In 2004 and 2005, key industries along the west coast—commercial fishing and water-based tourist activities (sports fishing and diving)—were threatened by outbreaks of red tide, a discoloration of seawater caused by an efflorescence of toxin-producing dinoflagellates.
Florida is one of the nine states that do not impose a personal income tax (list of others). The state imposes a tax on "intangible personal property" (stocks, bonds, mutual funds, money market funds, etc.), but in April, 2006, the state legislature was considering a repeal of the tax.  The state sales tax rate is 6% . Local governments may levy an additional local option sales tax of up to 1.5%. A locale's use-tax rate is the same as its sales-tax rate, including local options, if any. Use taxes are payable for purchases made out of state and brought into Florida within six months of the purchase date. Other taxes are mostly levied on businesses.

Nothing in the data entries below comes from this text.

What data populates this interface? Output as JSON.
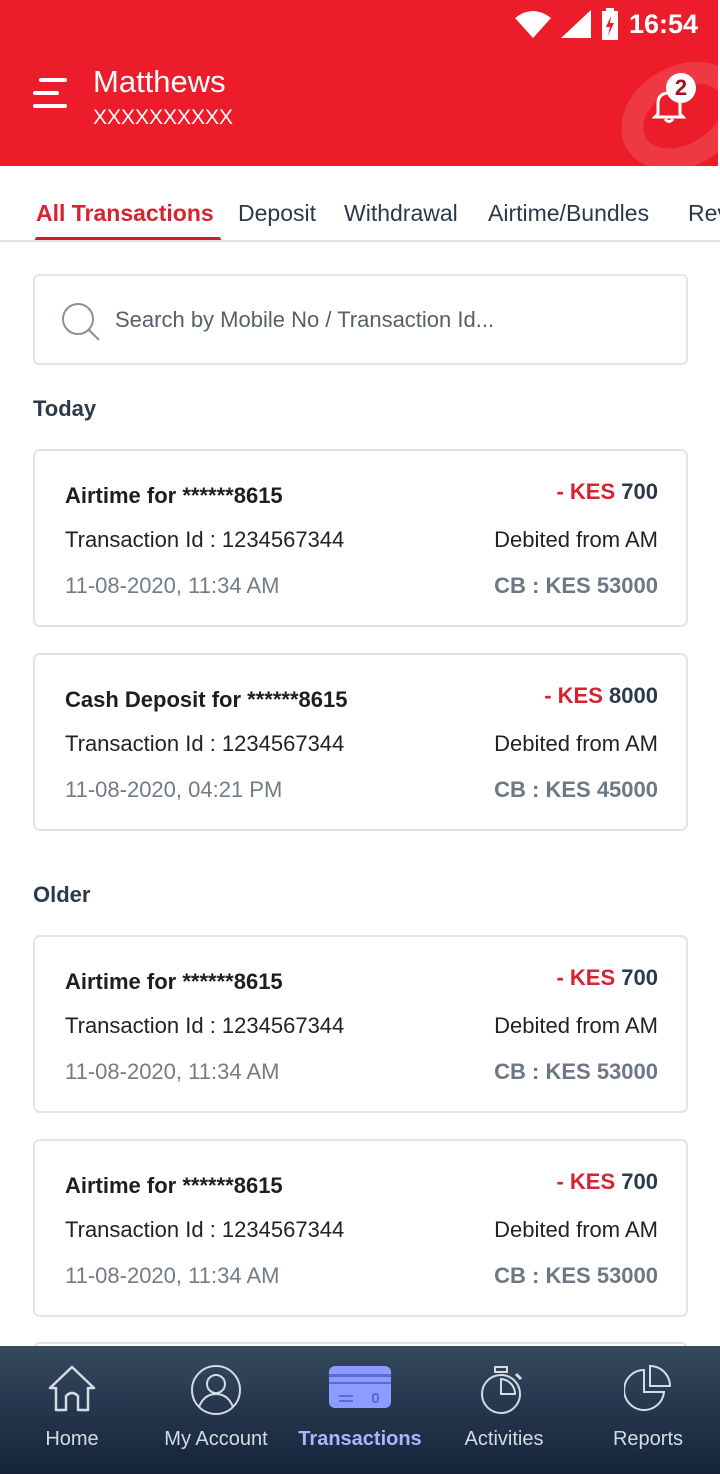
{
  "status_bar": {
    "time": "16:54"
  },
  "header": {
    "name": "Matthews",
    "masked_number": "XXXXXXXXXX",
    "notification_count": "2",
    "brand_color": "#ec1c2a"
  },
  "tabs": [
    {
      "label": "All Transactions",
      "active": true
    },
    {
      "label": "Deposit"
    },
    {
      "label": "Withdrawal"
    },
    {
      "label": "Airtime/Bundles"
    },
    {
      "label": "Rev"
    }
  ],
  "search": {
    "placeholder": "Search by Mobile No / Transaction Id...",
    "value": ""
  },
  "sections": {
    "today": "Today",
    "older": "Older"
  },
  "transactions": [
    {
      "title": "Airtime for ******8615",
      "id": "Transaction Id : 1234567344",
      "datetime": "11-08-2020, 11:34 AM",
      "sign": "- KES",
      "amount": "700",
      "source": "Debited from AM",
      "cb": "CB :  KES 53000"
    },
    {
      "title": "Cash Deposit for ******8615",
      "id": "Transaction Id : 1234567344",
      "datetime": "11-08-2020, 04:21 PM",
      "sign": "- KES",
      "amount": "8000",
      "source": "Debited from AM",
      "cb": "CB :  KES 45000"
    },
    {
      "title": "Airtime for ******8615",
      "id": "Transaction Id : 1234567344",
      "datetime": "11-08-2020, 11:34 AM",
      "sign": "- KES",
      "amount": "700",
      "source": "Debited from AM",
      "cb": "CB :  KES 53000"
    },
    {
      "title": "Airtime for ******8615",
      "id": "Transaction Id : 1234567344",
      "datetime": "11-08-2020, 11:34 AM",
      "sign": "- KES",
      "amount": "700",
      "source": "Debited from AM",
      "cb": "CB :  KES 53000"
    }
  ],
  "bottom_nav": [
    {
      "label": "Home",
      "icon": "home-icon"
    },
    {
      "label": "My Account",
      "icon": "user-icon"
    },
    {
      "label": "Transactions",
      "icon": "card-icon",
      "active": true
    },
    {
      "label": "Activities",
      "icon": "stopwatch-icon"
    },
    {
      "label": "Reports",
      "icon": "pie-chart-icon"
    }
  ]
}
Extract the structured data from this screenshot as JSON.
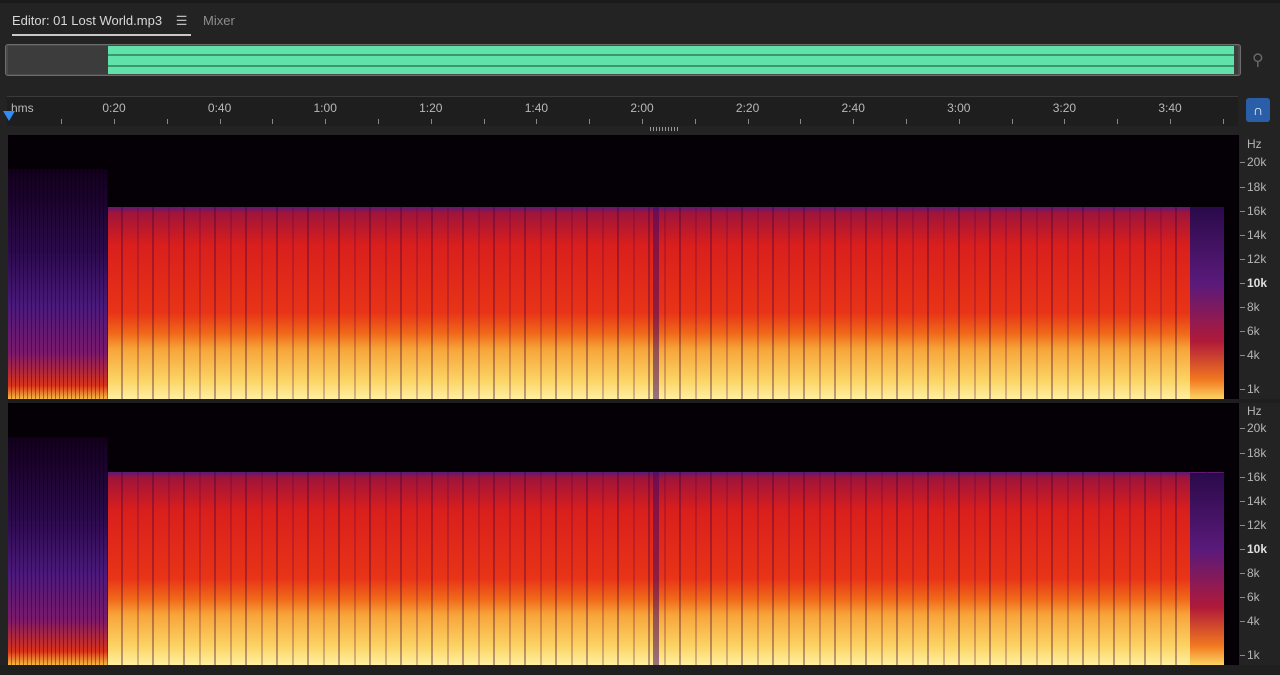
{
  "tabs": {
    "editor_label": "Editor: 01 Lost World.mp3",
    "mixer_label": "Mixer"
  },
  "icons": {
    "panel_menu": "menu-lines-icon",
    "zoom": "zoom-magnifier-icon",
    "snap": "snap-magnet-icon"
  },
  "ruler": {
    "unit": "hms",
    "labels": [
      "0:20",
      "0:40",
      "1:00",
      "1:20",
      "1:40",
      "2:00",
      "2:20",
      "2:40",
      "3:00",
      "3:20",
      "3:40"
    ]
  },
  "frequency_axis": {
    "unit": "Hz",
    "labels": [
      "20k",
      "18k",
      "16k",
      "14k",
      "12k",
      "10k",
      "8k",
      "6k",
      "4k",
      "1k"
    ],
    "bold_label": "10k"
  },
  "colors": {
    "overview_wave": "#5fe3aa",
    "playhead": "#2f8cf0",
    "snap_button": "#2a5ea8"
  }
}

They include the following taxes: corporate income, communication services, intangibles, unemployment, solid waste, documentary stamps, insurance premium, pollutants, and various fuel taxes. For more information, visit the Florida Department of Revenue website at .
Florida's public-school revenue per student and spending per $1000 of personal income usually rank in the bottom 25 percent of U.S. states. Average teacher salaries rank near the middle of U.S. states.
Florida public schools have consistently ranked in the bottom 25 percent of many national surveys and average test-score rankings. Many education surveys are not scientific, but do measure prestige. Governor Jeb Bush has been criticized by many Florida educators for a program that penalizes underperforming schools (as indicated by standardized tests, most prominently the FCAT) with fewer funding dollars, though supporters claim the program's tough measures have resulted in vast improvements to the education system. Major testing organizations frequently discount the use of state's average test-score rankings, or any average of scaled scores, as a valid metric (for details on scaled test scores, see psychometrics).
Despite the inadequacy of the primary and secondary schools, Florida is home to many well-respected institutions, such as University of Florida, the University of Miami, and New College of Florida.
In 2000, the governor and the state legislature abolished the Florida Board of Regents, which long had governed the State University System of Florida, and created boards of trustees to govern each university. As is typical of executive-appointed government boards, the appointees so far have overwhelmingly belonged to the governor's party. This effect has not been without controversy.  In 2002, former governor and then U.S. Senator Bob Graham (Dem.) led a consitutional-amendment ballot referendum designed to restore the board-of-regents system. Voters responded by creating the Florida Board of Governors; however, each university still maintains a board of trustees, which works under the new board.